**Problem details**
In the entries that follow, say how many lines contain the string "JSON". Give no other words.

===============

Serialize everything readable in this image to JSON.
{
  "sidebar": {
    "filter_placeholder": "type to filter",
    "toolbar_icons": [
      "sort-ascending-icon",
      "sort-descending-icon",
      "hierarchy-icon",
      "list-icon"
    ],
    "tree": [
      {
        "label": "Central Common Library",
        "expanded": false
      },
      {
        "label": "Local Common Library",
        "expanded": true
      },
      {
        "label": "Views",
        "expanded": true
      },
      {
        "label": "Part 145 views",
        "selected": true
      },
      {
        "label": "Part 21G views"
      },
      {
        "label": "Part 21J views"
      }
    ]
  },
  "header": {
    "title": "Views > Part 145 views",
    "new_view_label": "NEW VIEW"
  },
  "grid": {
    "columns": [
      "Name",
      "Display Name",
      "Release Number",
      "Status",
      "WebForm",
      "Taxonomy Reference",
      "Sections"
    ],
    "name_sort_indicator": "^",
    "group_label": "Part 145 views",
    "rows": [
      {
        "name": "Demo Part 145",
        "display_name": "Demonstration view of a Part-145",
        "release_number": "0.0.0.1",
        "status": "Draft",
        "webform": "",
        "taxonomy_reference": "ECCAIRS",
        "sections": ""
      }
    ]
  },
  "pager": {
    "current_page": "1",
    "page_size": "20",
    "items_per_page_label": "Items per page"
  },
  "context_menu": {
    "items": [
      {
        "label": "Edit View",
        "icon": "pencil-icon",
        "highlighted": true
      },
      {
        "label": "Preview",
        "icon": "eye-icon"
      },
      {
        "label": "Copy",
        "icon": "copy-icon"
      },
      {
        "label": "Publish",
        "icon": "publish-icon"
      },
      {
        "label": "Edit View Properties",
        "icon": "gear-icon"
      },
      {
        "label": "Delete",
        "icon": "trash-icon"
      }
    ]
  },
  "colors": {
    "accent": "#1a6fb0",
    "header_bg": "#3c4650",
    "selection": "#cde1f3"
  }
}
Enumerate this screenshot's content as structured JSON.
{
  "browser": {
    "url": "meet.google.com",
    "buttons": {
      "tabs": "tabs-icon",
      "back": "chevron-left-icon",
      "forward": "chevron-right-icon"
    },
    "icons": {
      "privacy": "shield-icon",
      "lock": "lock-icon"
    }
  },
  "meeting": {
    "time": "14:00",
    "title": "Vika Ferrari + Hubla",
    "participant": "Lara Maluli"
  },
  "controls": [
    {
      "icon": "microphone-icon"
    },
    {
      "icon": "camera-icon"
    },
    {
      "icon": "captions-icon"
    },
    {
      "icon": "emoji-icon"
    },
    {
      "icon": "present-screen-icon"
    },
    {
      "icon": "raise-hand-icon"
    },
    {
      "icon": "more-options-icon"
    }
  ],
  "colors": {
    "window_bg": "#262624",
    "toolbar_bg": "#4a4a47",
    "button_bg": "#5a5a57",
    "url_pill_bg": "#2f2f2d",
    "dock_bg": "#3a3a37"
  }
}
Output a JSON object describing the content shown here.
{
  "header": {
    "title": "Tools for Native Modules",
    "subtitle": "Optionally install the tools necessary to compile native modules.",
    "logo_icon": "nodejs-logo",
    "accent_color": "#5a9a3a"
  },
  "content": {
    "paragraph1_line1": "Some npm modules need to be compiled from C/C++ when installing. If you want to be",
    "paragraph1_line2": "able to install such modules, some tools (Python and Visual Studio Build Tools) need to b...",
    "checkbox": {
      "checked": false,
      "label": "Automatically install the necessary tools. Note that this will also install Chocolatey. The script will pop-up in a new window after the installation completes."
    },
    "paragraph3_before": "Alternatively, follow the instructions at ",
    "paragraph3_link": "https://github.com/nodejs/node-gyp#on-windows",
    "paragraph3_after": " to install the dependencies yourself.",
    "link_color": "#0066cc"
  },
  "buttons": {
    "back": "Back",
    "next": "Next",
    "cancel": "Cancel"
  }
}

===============

**Solution to this exercise**
3